This was part of the £1.5bn extra grant which had been brought forward from the 2006-11 control period in order to help bail out the company following Hatfield. Byers argues that the payment was not made because it was contingent on a deal being struck over Renewco, a joint Strategic Rail Authority/Railtrack arrangement which was to be the mechanism through which grants to the company would be paid. Negotiations over the creation of Renewco had become bogged down over technicalities, notably, according to Byers, over a way of ensuring that it was not included on the Government’s balance sheet.
According to Railtrack, it was the non-payment of this £162m which triggered the crisis. Otherwise the company would have remained solvent. This is somewhat disingenuous given its stricken state because of Hatfield, the West Coast project and the tougher penalty payments regime in the Regulator’s control period which started on April 1.

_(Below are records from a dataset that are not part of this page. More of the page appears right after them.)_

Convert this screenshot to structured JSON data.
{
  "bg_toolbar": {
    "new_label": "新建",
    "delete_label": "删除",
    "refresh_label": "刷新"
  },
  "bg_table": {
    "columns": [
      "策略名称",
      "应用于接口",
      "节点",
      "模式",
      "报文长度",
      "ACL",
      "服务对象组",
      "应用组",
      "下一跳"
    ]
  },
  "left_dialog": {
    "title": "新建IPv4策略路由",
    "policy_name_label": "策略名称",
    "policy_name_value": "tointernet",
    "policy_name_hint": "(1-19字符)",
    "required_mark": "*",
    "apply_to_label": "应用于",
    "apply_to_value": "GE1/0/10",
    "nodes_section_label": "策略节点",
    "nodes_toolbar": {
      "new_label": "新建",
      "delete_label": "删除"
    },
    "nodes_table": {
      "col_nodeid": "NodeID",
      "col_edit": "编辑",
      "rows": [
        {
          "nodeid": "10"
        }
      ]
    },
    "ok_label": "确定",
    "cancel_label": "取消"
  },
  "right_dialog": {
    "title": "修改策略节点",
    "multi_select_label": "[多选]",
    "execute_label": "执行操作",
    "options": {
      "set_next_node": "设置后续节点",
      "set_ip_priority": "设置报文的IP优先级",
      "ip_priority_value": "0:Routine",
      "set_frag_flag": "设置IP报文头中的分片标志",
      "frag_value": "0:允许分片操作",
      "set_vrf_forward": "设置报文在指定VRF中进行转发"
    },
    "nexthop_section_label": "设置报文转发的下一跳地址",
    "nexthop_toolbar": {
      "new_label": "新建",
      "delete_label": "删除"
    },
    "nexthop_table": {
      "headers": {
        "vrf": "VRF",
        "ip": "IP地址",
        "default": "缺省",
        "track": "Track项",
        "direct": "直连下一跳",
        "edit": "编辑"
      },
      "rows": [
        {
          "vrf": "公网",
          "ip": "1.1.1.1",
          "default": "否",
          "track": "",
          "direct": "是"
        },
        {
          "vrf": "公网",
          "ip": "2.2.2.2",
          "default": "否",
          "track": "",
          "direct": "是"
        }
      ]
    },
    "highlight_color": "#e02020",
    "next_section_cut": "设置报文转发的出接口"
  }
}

However, just because most of Railtrack’s whinges are self-serving and gloss over its own culpability, it is increasingly apparent the decision by the Government to push the company into administration rather than simply taking it over, even if only temporarily, was mistaken. The Independent on Sunday reported on November 18 that Byers was facing no fewer than seven possible legal challenges to his action. Nationalising Railtrack, even temporarily, rather than forcing it into administration, would have been much simpler – the shareholders could not have protested at being ripped off, there would be no need to consider bidders such as the German bank, WestLB which is adding complexity to the process, and the Government would not have had to put in expensive administrators while it worked out a new structure for the industry. The fudge of administration has gained nothing.
There were three reasons why Byers eschewed renationalisation: it went counter to New Labour’s expressed philosophy, it would have put the railways firmly on the Government balance sheet, and he had legal advice that the shareholders were entitled to the average price of the past three years, some £8 per share rather than £2.80. The first two are political and therefore not gospel, and the third could have been dealt with through negotiation.
Had Railtrack fought, it may well have been that Byers would have been forced simply to cough up and buy out the shareholders. Strangely, Railtrack’s craven contribution to its own demise might not have done Byers a favour.